“Many things that end up” being meaningful, writes social scientist Joseph Grenny, “have come from conference workshops, articles, or online videos that began as a chore and ended with an insight. My work in Kenya, for example, was heavily influenced by a Christian Science Monitor article I had forced myself to read 10 years earlier. Sometimes, we call things ‘boring’ simply because they lie outside the box we are currently in.”

If you were to come up with a punchline to a joke about the Monitor, that would probably be it. We’re seen as being global, fair, insightful, and perhaps a bit too earnest. We’re the bran muffin of journalism.

But you know what? We change lives. And I’m going to argue that we change lives precisely because we force open that too-small box that most human beings think they live in.

The Monitor is a peculiar little publication that’s hard for the world to figure out. We’re run by a church, but we’re not only for church members and we’re not about converting people. We’re known as being fair even as the world becomes as polarized as at any time since the newspaper’s founding in 1908.

We have a mission beyond circulation, we want to bridge divides. We’re about kicking down the door of thought everywhere and saying, “You are bigger and more capable than you realize. And we can prove it.”

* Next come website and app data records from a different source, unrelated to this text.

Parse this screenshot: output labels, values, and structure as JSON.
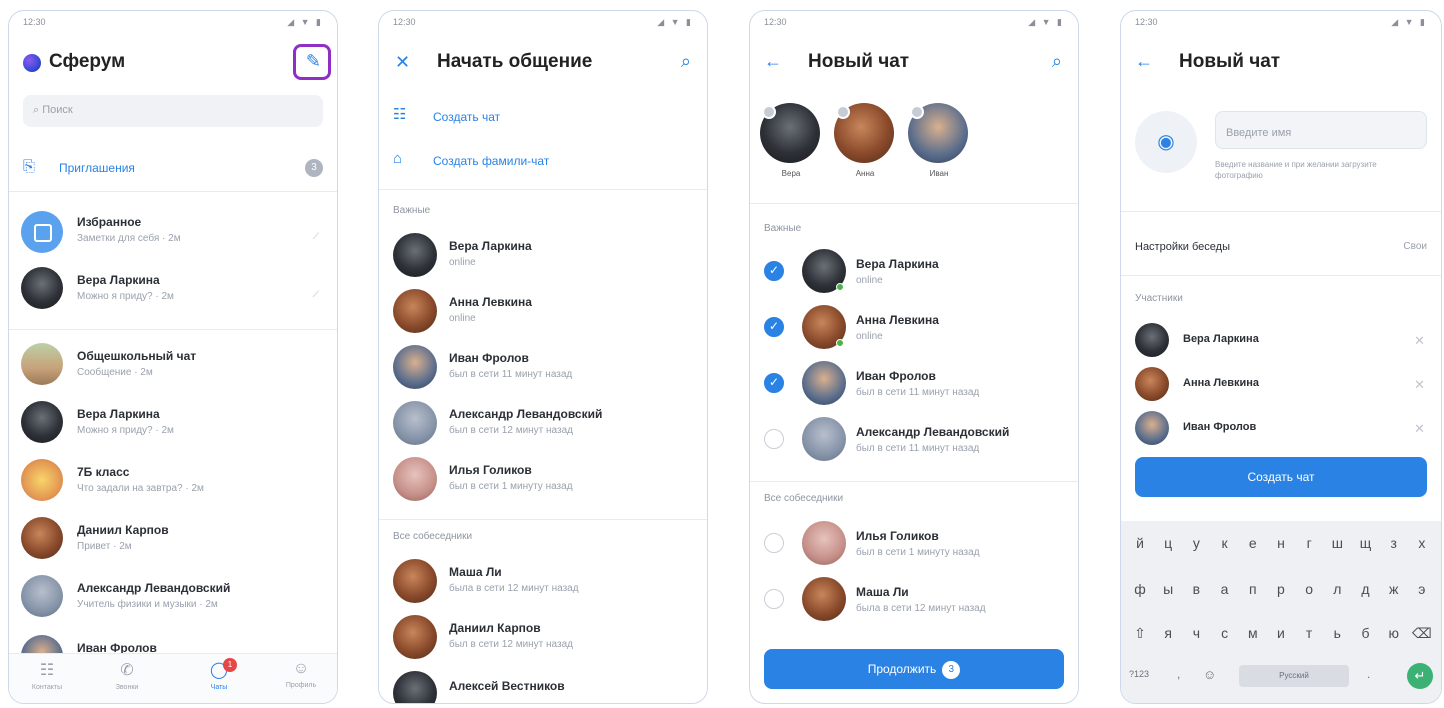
{
  "status": {
    "time": "12:30",
    "icons": "◢ ▼ ▮"
  },
  "screen1": {
    "title": "Сферум",
    "search_placeholder": "Поиск",
    "invitations_label": "Приглашения",
    "invitations_count": "3",
    "chats": [
      {
        "name": "Избранное",
        "sub": "Заметки для себя · 2м"
      },
      {
        "name": "Вера Ларкина",
        "sub": "Можно я приду? · 2м"
      },
      {
        "name": "Общешкольный чат",
        "sub": "Сообщение · 2м"
      },
      {
        "name": "Вера Ларкина",
        "sub": "Можно я приду? · 2м"
      },
      {
        "name": "7Б класс",
        "sub": "Что задали на завтра? · 2м"
      },
      {
        "name": "Даниил Карпов",
        "sub": "Привет · 2м"
      },
      {
        "name": "Александр Левандовский",
        "sub": "Учитель физики и музыки · 2м"
      },
      {
        "name": "Иван Фролов",
        "sub": ""
      }
    ],
    "tabs": [
      "Контакты",
      "Звонки",
      "Чаты",
      "Профиль"
    ],
    "tab_badge": "1"
  },
  "screen2": {
    "title": "Начать общение",
    "actions": [
      "Создать чат",
      "Создать фамили-чат"
    ],
    "section_important": "Важные",
    "important": [
      {
        "name": "Вера Ларкина",
        "sub": "online"
      },
      {
        "name": "Анна Левкина",
        "sub": "online"
      },
      {
        "name": "Иван Фролов",
        "sub": "был в сети 11 минут назад"
      },
      {
        "name": "Александр Левандовский",
        "sub": "был в сети 12 минут назад"
      },
      {
        "name": "Илья Голиков",
        "sub": "был в сети 1 минуту назад"
      }
    ],
    "section_all": "Все собеседники",
    "all": [
      {
        "name": "Маша Ли",
        "sub": "была в сети 12 минут назад"
      },
      {
        "name": "Даниил Карпов",
        "sub": "был в сети 12 минут назад"
      },
      {
        "name": "Алексей Вестников",
        "sub": ""
      }
    ]
  },
  "screen3": {
    "title": "Новый чат",
    "selected": [
      "Вера",
      "Анна",
      "Иван"
    ],
    "section_important": "Важные",
    "important": [
      {
        "name": "Вера Ларкина",
        "sub": "online",
        "checked": true
      },
      {
        "name": "Анна Левкина",
        "sub": "online",
        "checked": true
      },
      {
        "name": "Иван Фролов",
        "sub": "был в сети 11 минут назад",
        "checked": true
      },
      {
        "name": "Александр Левандовский",
        "sub": "был в сети 11 минут назад",
        "checked": false
      }
    ],
    "section_all": "Все собеседники",
    "all": [
      {
        "name": "Илья Голиков",
        "sub": "был в сети 1 минуту назад",
        "checked": false
      },
      {
        "name": "Маша Ли",
        "sub": "была в сети 12 минут назад",
        "checked": false
      }
    ],
    "continue_label": "Продолжить",
    "continue_count": "3"
  },
  "screen4": {
    "title": "Новый чат",
    "name_placeholder": "Введите имя",
    "name_hint": "Введите название и при желании загрузите фотографию",
    "settings_label": "Настройки беседы",
    "settings_value": "Свои",
    "section_members": "Участники",
    "members": [
      "Вера Ларкина",
      "Анна Левкина",
      "Иван Фролов"
    ],
    "create_label": "Создать чат",
    "keyboard": {
      "row1": [
        "й",
        "ц",
        "у",
        "к",
        "е",
        "н",
        "г",
        "ш",
        "щ",
        "з",
        "х"
      ],
      "row2": [
        "ф",
        "ы",
        "в",
        "а",
        "п",
        "р",
        "о",
        "л",
        "д",
        "ж",
        "э"
      ],
      "row3": [
        "⇧",
        "я",
        "ч",
        "с",
        "м",
        "и",
        "т",
        "ь",
        "б",
        "ю",
        "⌫"
      ],
      "row4_left": "?123",
      "row4_space": "Русский"
    }
  }
}
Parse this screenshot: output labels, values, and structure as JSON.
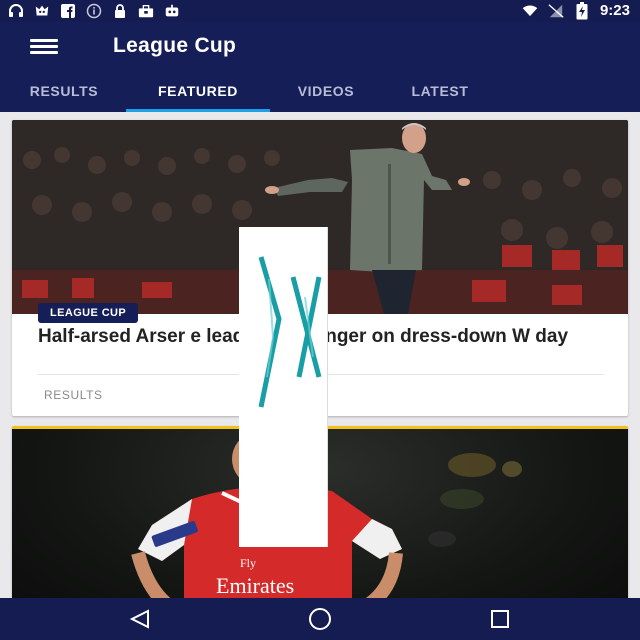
{
  "status_bar": {
    "time": "9:23",
    "left_icons": [
      "headset-icon",
      "game-mascot-icon",
      "facebook-icon",
      "info-icon",
      "lock-icon",
      "briefcase-icon",
      "robot-icon"
    ],
    "right_icons": [
      "wifi-icon",
      "no-sim-icon",
      "battery-charging-icon"
    ]
  },
  "app_bar": {
    "title": "League Cup",
    "menu_icon": "hamburger-menu-icon"
  },
  "tabs": [
    {
      "label": "RESULTS",
      "active": false
    },
    {
      "label": "FEATURED",
      "active": true
    },
    {
      "label": "VIDEOS",
      "active": false
    },
    {
      "label": "LATEST",
      "active": false
    }
  ],
  "articles": [
    {
      "badge": "LEAGUE CUP",
      "headline": "Half-arsed Arser      e lead from Wenger on dress-down W        day",
      "category": "RESULTS",
      "photo_icon": "manager-gesturing-photo"
    },
    {
      "photo_icon": "player-emirates-shirt-photo",
      "shirt_text": "Fly Emirates"
    }
  ],
  "nav_bar": {
    "buttons": [
      "back-triangle-icon",
      "home-circle-icon",
      "recents-square-icon"
    ]
  },
  "colors": {
    "primary": "#161e57",
    "tab_indicator": "#1ea0e6",
    "accent_yellow": "#f2c21b",
    "shirt_red": "#d52a2a"
  }
}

If you’re looking for bran muffin journalism, you can subscribe to the Monitor for $15. You’ll get the Monitor Weekly magazine, the Monitor Daily email, and unlimited access to CSMonitor.com.